We were supposed to be excited by Oakland’s revitalization. We waited a long time for it. I remember several false starts in my childhood. Oakland would get her wits together, launch some kind of program meant to revitalize the city, and it would fail. When our mayor, Jerry Brown, began his efforts to do the same, most of us were excited.
My friend Jen used to say, “I just can’t wait ‘till the Laurel gets nicer.”
Nicer is here now, and it’s on a tear. Peerless Coffee just opened a new store up the hill. We’ve been waiting a long time for this.
Am I excited? Am I pleased? I’m not. I’m afraid. It’s disorienting to the extreme. The city is changing so fast. I can’t remember what was here before. Whole sections of the city are being razed and rebuilt. Some of the facades are so chi-chi, they’re alienating. I see facades more appropriate to Las Vegas than Oakland.
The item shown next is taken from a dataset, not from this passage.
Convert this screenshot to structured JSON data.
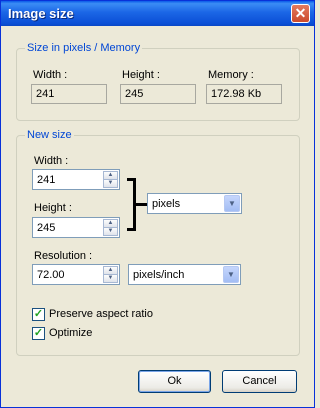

I miss Oakland’s grit, to be honest.
I’m afraid we will lose our soul, our history, our population. I’m afraid of what it will mean to have hordes of people here who never knew the old Oakland, who know little to nothing about our history. I’m afraid we’ll look like any other city. I don’t want Banana Republics in all the neighborhoods or foodie joints with fancy $15 cocktails on every corner.
Last week, at a work lunch, a colleague mentioned he lived in San Francisco’s Mission District, a formerly vibrant Latino neighborhood that I had grown up with. I said, “Wow, you’ve really seen the changes then.”
He said, “Not really. We just moved from Canada two years ago.” Then, he glanced around the table as if for affirmation, laughed ruefully, and said, “In my opinion, it can’t happen fast enough.”
“It” of course is gentrification.
For years, our closest commercial district was filled with dozens of hair salons, barbers, nail salons, and baptist churches. For years, I “couldn’t wait” till the baptist church in the old theater closed so we could have a theater again. Well, the baptist church did close. A developer razed the 1930s theater and built condos. I wonder what the rents are.
When I worked at Kaiser Permanente years ago, I loved to venture out for lunch. I’d traipse the streets, delighted by the random places and scenes I encountered. My friend Jonathan didn’t like working in Oakland. He missed downtown San Francisco. He thought downtown Oakland was junky, depressing.
I want it back. I want the narrow Jamaican restaurant that used to be here, run by a stooped old woman. I want the random Afghan place with atonal lute music spilling from the open door. The cavernous Nepalese place with the bare light bulb. The plethora of languages you used to hear every time you walked around the lake.
I’m home now. I’m safe inside. My daughter brought me a little dish of garlic cloves she had roasted in the oven. Soft piano jazz plays from her laptop. My son’s cat is stationed at my left elbow, on the arm of the living room chair.
We are safe inside. Shingles will leave. It’s got to. It’s just a matter of time. The city will survive. It will evolve. Some of us will remember how she was, when there was only potential. We’ll soldier on, the city, me, all of us, maintaining our dignity as best we can in the vicissitudes of change.